"Here's one definition of "Acceptance", "willingness to tolerate a difficult or unpleasant situation". Acceptance has the frame of mind that keeps me sane. I've been dealing with my son's illness for over 10 years now, and have tried fixing, avoiding, denying, acting like a crazy woman, isolating and hiding from life, etc. etc. Nothing has helped him, or me. So a few years ago realized that I had a shift in my thinking and had accepted the situation. I may lose him. He may never be well. There is nothing more I can do, I've done my part. Now I just love him and hope that he can learn to love himself, that he can find the right help. "The System" has caused him so much more harm than good and they are at it again trying to force him into his 14th rehab. If rehab worked, don't you think it would have by now? I wise man I know, Mark, says that it doesn't happen until you come to believe in a Higher Power and work the Steps. Another wise person I know things that some people need to stay on Suboxone/Methadone long term to survive. For whatever asinine reason rehabs are 12 Step based and are against Medically Assisted Treatment (Suboxone/Methadone). What if a person needs BOTH? I believe that's what my son needs. I am beyond frustrated with the parole dept. Yet, acceptance has to be daily choice or I will not be able to get out of bed in the mornings. Thanks for listening."

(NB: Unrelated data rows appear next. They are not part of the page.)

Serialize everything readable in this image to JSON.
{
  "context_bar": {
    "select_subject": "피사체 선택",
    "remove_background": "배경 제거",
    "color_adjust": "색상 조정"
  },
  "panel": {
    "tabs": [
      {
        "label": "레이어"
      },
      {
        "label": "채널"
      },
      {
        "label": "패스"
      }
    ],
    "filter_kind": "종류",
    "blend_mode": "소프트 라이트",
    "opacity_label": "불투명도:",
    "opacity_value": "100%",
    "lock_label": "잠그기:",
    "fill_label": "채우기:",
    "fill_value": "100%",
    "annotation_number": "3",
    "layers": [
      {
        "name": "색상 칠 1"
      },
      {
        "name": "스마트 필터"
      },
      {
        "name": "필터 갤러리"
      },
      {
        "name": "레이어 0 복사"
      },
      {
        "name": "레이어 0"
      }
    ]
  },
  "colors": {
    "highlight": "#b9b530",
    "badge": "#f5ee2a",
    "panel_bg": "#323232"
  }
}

What I didn't say is how hard it is to be in that mindset. It doesn't come easy. Its like letting go of control and being ready for the outcome, which in some cases would be death. Last night he talked about suicide (again) but every time he doesn't do it reminds me that there may be a time that he will.
Anyhow, the title of this post. Yesterday Keven said to me "a bunch of my friends have asked me over the years if you were an addict". I asked why (but I sort of knew) and he said "because you know so much about it and understand it from our perspective". That really touched me. I did my homework, not just by reading but by getting to know (and love in some cases) quite a few addicts over the last ten plus years. I care, I can't help it. I don't judge others that think the only answer is kicking their kid out and moving on, that's called self preservation and I've done that too. But I do think it helps both the loved one and the addict if you really GET IT. If you get why they keep using, if you understand what it does for them, how it controls them, how they are willing to take serious risks (physically, relationally and legally) to get it, and how it feels to be dope sick...which is horrendous to put it lightly.
So, I feel complimented by that. I have a ton of compassion for people that are in the same "boat" as Keven.
|I hate that I only have TWO pics of Keven and Anthony together. I have to use the same ones over and over. Look at those SMILES. They were both not using that Thanksgiving. A great day.|
Peace, Hope and Love, Barbara